By Luanne Kadlub
Rachel of Card Holder Services continues to call my house a lot. And from what I’ve been hearing, she keeps calling most of you, too.
Rachel, of course, is Rachel the robocaller who wants to make sure I know that if I press 1, I’ll be connected to a live customer service agent who will be more than happy to see if I qualify for lower interest rates on my credit card.
Rachel isn’t the only computerized autodialer to have become a pest. Telemarketers pushing auto warranties, debt consolidation, medical discount cards and grant procurement programs – almost all being scams – are just as incessant. And although election-related robocalls are annoying, they are exempt from FTC rules and thankfully will end in just a few days.
It’s because of today’s technology that telemarketers can send thousands of calls per minute. They do so at a relatively low cost and with the point of origin disguised, making it difficult to find and stop the illegal activity.
Yes, you read that right. The calls are illegal under the FTC’s Telemarketing Sales Rule – unless you provided advance written permission to be contacted. I don’t recall ever having done so and I bet you don’t either.
That means telemarketers get our numbers by purchasing master lists from other sources, copying public files or picking numbers at random.
If you choose to answer a robocall and “press 1” as instructed, your number is automatically added to a hot list and you’ll be transferred to a “qualifier” who asks questions to see if you fit the profile of the type of consumer the telemarketer is courting. If you qualify, you’re transferred to the sales person who gives the pitch. The bonus surprise is that your name and number will begin to show up on the lists of other telemarketers and you’ll get even more calls.

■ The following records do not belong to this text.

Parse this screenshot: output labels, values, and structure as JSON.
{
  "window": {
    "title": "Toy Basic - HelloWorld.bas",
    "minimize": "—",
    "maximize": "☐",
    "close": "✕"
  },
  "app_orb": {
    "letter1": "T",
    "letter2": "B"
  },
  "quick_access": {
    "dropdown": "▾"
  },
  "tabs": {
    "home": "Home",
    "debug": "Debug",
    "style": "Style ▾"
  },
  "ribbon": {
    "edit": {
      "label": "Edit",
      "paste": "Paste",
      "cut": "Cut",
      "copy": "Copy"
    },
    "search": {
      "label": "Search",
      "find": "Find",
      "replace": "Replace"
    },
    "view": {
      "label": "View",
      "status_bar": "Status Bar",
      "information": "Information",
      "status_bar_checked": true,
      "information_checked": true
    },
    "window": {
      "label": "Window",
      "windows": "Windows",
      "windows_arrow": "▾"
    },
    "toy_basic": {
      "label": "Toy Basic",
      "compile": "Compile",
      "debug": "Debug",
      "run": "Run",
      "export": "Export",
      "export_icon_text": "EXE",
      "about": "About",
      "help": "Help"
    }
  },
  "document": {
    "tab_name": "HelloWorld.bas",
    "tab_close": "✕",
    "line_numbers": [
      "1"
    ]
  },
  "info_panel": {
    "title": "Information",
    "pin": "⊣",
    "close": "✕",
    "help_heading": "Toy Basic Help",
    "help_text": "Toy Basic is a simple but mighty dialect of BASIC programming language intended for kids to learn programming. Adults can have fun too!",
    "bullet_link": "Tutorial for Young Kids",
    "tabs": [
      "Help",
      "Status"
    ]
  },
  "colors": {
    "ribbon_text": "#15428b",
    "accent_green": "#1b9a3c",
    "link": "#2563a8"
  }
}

Consumers nationwide have been complaining loud and clear about Rachel and her cohorts. So much so that the Federal Trade Commission, which receives about 1 million robocall complaints every month, is stepping up its game to put a stop to the illegal calls.
The FTC continues to target high-volume offenders and has already stopped numerous companies responsible for making billions of calls since 2009. The FTC’s most recent effort is a $50,000 challenge to anyone who can devise a way to end robocalls on landlines and cellphones. If you think you’re up to the challenge, visit robocall.challenge.gov
Until robocallers are silenced for good, BBB and the FTC advise:
• Hang up. Do not press 1 or any other numbers to be taken off the list.
• Consider blocking the number(s).
• Report it at donotcall.gov
Start With Trust. For more consumer tips and information, visit wynco.bbb.org or phone 970-484-1348.